We all have thoughts and feelings about so many of the big issues that are swirling around us right now.
It is all too easy to let the safety of the screen protect us from seeing the damage our words can have – it’s one thing to question someone’s pronoun on Facebook. It’s another to look them in the eye, in person, and see the impact your words have on someone you care about.
So, I invite all of us to do better. Whether you’re talking to your partner about your relationship or wanting to have a critical discussion about the intersections of race and queerness, take a moment to look inside of yourself and ask WHY you want to have that conversation.
Is it because you feel your perspective is important and you want to feel heard? Or, is it because you want to reach across the divide and find a way to share yourself with another person in a meaningful way? If you want to have the conversation from a loving place, perhaps ask yourself if it should even be a public discussion?
Being an ally is not easy. That’s why we are still so very far from equality… privileged folks get scared off by all of the work that needs to be done.
But it’s so important and I love that readers of the blog and listeners of the show are the kind of people who want to see the world be a more inclusive, safer place.
I appreciate you asking these questions, Garrison. You’re practicing and I admire that. I hope you take all of this and circle back to your friends…see how you might approach that pronoun conversation a little differently. You might be surprised at how much deeper your relationship with your friends can be when they see you actively wanting to heal the damage that was done.
Go forth and be good allies!
What do you think, dear reader? How are you practicing (and failing) at being a better ally? Comment below with your favorite tips and techniques for navigating pronoun discussions and queer spaces.
Have your own question about sex, relationships, kink, or your body?

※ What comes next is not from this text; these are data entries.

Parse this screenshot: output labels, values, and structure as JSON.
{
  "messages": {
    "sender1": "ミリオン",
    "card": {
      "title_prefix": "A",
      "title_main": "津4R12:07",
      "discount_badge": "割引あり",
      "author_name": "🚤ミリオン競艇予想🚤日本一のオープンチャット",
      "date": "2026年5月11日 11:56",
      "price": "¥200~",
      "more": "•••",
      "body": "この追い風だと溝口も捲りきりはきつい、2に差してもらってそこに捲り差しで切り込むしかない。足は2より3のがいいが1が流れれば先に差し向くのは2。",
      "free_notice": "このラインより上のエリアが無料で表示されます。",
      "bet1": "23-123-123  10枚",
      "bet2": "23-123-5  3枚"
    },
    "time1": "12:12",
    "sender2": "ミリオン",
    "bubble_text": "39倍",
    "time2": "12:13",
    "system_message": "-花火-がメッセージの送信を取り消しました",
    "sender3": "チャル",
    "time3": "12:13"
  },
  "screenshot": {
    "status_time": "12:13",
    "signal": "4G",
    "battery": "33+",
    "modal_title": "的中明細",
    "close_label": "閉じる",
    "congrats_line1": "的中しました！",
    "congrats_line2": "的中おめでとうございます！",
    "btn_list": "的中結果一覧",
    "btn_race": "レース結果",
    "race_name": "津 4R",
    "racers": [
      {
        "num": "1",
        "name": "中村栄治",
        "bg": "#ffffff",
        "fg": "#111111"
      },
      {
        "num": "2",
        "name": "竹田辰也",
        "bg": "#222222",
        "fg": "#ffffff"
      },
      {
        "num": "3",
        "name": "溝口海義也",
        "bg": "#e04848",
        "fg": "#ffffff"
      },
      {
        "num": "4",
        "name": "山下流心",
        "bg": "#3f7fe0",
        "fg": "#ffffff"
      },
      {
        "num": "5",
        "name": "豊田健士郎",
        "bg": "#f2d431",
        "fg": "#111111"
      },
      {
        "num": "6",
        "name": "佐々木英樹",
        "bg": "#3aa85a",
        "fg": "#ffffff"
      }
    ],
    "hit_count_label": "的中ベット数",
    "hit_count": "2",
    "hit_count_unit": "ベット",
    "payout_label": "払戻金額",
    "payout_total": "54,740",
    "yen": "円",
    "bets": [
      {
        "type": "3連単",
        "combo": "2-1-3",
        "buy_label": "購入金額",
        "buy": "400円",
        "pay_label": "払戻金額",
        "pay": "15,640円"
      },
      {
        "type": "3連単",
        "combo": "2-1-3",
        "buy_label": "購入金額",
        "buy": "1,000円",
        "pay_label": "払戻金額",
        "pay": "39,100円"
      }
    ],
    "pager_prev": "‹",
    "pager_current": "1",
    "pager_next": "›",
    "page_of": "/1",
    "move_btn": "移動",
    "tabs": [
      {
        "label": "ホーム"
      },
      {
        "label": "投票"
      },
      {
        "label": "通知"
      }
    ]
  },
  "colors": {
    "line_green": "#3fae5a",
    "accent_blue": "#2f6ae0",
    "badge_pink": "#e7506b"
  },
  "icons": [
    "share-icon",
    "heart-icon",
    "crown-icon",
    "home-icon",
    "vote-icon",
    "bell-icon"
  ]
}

Send it my way (there’s an anonymous option) and I may answer your inquiry on the podcast or in the weekly advice column, Wednesday Words.